The EPR was developed as a joint project by several European companies, including Areva (now Framatome) and Siemens.

It is designed to meet stringent safety standards and provide reliable electricity generation.

The EPR has been deployed in several countries, including France, Finland, UK, and China, with varying degrees of success and construction challenges. It represents an advancement in nuclear reactor technology, incorporating improved safety features, higher power output, and enhanced efficiency compared to earlier generations of reactors.

So, the EPR reactor takes existing technology a step further into the future. It incorporates all recent advances in the areas of nuclear safety, environmental protection, technical performance and economic efficiency, delivering safe and competitive power without emitting greenhouse gases.

The EPR design incorporates extremely reliable safety features. More specifically, its safeguard systems comprise four redundant trains, each of which is able to totally fulfill one of the two essential safety functions (stopping the nuclear reaction and cooling the reactor), required to protect man and the environment in any situation.

View of a nuclear power plant.

Key Features And Characteristics of the EPR
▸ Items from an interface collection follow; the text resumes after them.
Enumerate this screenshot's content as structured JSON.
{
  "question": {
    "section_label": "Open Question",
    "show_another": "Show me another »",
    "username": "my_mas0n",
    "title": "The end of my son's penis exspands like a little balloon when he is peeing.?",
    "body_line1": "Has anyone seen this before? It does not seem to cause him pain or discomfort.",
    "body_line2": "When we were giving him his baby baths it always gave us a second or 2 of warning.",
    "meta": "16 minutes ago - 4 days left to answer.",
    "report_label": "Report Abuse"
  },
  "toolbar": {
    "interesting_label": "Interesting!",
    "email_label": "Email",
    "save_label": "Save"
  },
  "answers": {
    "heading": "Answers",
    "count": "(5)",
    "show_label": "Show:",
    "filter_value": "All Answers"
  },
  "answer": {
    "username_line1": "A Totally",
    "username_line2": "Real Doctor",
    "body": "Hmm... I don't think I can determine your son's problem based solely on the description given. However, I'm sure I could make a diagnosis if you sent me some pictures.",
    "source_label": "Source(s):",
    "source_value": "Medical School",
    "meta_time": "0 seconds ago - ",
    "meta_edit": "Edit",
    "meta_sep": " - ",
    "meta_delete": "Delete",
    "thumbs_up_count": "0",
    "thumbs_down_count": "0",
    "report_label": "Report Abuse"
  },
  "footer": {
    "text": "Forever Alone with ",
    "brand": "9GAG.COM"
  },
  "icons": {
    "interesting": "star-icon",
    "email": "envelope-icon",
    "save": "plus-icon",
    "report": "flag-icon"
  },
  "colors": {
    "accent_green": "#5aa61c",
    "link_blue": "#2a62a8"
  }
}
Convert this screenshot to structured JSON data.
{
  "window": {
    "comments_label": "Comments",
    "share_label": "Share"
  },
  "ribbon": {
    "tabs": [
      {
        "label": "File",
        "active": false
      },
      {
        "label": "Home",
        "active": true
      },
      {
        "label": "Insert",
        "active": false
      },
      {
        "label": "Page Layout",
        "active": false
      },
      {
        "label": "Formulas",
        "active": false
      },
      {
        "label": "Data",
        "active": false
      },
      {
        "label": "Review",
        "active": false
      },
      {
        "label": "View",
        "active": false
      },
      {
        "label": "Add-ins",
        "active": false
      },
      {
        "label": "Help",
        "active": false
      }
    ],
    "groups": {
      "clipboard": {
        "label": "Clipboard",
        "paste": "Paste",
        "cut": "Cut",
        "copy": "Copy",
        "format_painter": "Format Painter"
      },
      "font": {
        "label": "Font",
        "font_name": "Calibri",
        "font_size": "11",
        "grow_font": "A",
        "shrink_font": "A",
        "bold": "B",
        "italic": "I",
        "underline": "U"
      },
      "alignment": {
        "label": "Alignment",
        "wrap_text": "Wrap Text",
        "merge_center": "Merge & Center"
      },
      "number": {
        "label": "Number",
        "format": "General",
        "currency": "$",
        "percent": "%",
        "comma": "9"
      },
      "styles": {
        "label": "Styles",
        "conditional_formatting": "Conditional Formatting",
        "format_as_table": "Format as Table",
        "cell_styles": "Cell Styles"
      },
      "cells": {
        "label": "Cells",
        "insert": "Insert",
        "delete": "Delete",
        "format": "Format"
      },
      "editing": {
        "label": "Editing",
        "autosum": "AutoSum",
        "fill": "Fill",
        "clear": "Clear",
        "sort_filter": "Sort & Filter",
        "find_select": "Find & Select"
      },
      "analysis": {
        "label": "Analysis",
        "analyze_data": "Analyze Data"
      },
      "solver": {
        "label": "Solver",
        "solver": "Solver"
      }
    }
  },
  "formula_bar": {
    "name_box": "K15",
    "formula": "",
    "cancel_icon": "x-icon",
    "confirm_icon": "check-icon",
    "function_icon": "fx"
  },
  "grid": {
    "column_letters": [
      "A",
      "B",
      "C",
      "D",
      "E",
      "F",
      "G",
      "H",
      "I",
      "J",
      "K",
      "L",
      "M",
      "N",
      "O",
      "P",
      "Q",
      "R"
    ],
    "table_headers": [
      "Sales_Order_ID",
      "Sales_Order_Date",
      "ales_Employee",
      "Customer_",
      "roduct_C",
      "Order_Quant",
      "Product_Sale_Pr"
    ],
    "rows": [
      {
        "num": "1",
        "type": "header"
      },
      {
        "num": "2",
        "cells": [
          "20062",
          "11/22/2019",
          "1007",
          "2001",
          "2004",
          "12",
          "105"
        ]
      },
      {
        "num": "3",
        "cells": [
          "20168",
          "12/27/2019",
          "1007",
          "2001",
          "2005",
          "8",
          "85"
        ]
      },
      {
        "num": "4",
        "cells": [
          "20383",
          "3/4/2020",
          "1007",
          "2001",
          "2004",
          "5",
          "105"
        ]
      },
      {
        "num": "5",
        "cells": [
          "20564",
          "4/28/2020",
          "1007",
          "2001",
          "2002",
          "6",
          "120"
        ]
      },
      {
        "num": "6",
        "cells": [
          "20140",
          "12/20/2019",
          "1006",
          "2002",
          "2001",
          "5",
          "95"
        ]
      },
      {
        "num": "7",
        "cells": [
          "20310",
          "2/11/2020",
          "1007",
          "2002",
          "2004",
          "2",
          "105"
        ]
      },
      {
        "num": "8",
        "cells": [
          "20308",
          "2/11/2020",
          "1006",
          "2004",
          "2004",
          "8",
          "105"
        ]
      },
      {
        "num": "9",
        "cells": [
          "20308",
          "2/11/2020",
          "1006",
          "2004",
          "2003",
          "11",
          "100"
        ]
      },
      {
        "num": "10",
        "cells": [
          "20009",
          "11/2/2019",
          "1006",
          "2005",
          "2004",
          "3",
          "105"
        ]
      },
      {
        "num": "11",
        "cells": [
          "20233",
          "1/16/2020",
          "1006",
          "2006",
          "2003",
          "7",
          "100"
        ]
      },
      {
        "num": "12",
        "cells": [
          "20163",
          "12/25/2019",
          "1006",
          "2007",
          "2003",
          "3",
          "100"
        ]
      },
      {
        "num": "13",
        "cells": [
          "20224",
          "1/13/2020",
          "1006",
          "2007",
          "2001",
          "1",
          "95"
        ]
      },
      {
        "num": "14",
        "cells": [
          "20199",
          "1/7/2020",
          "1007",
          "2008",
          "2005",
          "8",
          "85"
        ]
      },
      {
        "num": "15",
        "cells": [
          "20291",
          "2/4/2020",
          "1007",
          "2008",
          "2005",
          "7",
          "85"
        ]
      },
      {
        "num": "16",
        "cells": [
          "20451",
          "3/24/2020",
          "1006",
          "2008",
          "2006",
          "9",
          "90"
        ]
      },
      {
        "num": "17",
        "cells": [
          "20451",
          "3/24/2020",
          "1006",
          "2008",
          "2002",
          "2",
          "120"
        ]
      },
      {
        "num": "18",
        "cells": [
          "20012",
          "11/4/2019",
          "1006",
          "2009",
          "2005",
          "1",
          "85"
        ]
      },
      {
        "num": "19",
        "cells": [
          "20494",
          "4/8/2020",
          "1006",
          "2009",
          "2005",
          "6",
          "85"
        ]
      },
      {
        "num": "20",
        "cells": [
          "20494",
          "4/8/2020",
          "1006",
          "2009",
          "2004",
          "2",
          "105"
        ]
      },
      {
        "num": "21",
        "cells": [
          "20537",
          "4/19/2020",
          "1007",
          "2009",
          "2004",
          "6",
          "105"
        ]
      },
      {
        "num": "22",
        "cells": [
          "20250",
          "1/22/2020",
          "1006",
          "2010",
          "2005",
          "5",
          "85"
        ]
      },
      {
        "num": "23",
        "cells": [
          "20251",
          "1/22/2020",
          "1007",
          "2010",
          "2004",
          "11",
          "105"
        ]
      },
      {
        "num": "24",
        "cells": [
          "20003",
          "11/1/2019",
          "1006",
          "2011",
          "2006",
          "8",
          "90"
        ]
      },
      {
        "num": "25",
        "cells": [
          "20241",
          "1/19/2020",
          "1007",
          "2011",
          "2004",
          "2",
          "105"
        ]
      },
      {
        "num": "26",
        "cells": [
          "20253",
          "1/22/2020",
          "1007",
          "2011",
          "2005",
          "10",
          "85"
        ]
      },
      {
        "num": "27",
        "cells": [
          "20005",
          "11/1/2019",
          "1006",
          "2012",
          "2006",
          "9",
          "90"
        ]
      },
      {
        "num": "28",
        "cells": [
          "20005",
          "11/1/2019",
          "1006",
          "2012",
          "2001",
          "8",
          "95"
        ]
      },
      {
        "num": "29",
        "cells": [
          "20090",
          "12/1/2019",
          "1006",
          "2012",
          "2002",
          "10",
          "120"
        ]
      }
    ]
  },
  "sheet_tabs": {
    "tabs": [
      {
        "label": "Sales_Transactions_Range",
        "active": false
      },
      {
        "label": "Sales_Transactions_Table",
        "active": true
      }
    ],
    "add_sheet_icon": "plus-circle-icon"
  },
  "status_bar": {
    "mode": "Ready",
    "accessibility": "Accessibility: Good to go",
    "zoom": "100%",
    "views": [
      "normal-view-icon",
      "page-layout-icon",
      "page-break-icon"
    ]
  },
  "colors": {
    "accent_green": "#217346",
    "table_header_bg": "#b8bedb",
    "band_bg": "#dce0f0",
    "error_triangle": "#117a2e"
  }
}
  • Pressurized Water Reactor (PWR): The EPR is a type of PWR, which means it uses water as both a coolant and a moderator. The water is kept under high pressure to prevent boiling and maintain its liquid state.
  • Enhanced Safety Systems: The EPR incorporates advanced safety systems to ensure the reactor's safe operation. These include a double containment structure, a core catcher to contain and cool the molten core in case of a severe accident, and passive safety features that rely on natural processes rather than active mechanisms.
  • Higher Power Output: The EPR is designed to produce a higher power output compared to older reactor designs. It typically has a net electrical output of around 1,600 megawatts, making it one of the largest reactors in operation.
  • Improved Efficiency advanced technology to enhance its thermal efficiency, which means it can convert a greater proportion of the released energy into electricity. This leads to improved overall plant efficiency and reduced fuel consumption.
  • Long Operational Lifespan: The EPR is designed to operate for a long period, typically around 60 years. This longevity contributes to the economic viability of the reactor and maximizes its energy production over its lifetime.
  • Stringent Regulatory Standards: The design and construction of the EPR adhere to strict regulatory standards set by nuclear safety authorities, including the International Atomic Energy Agency (IAEA) and national regulatory bodies in countries where the reactors are built.

Cooling towers of a nuclear facility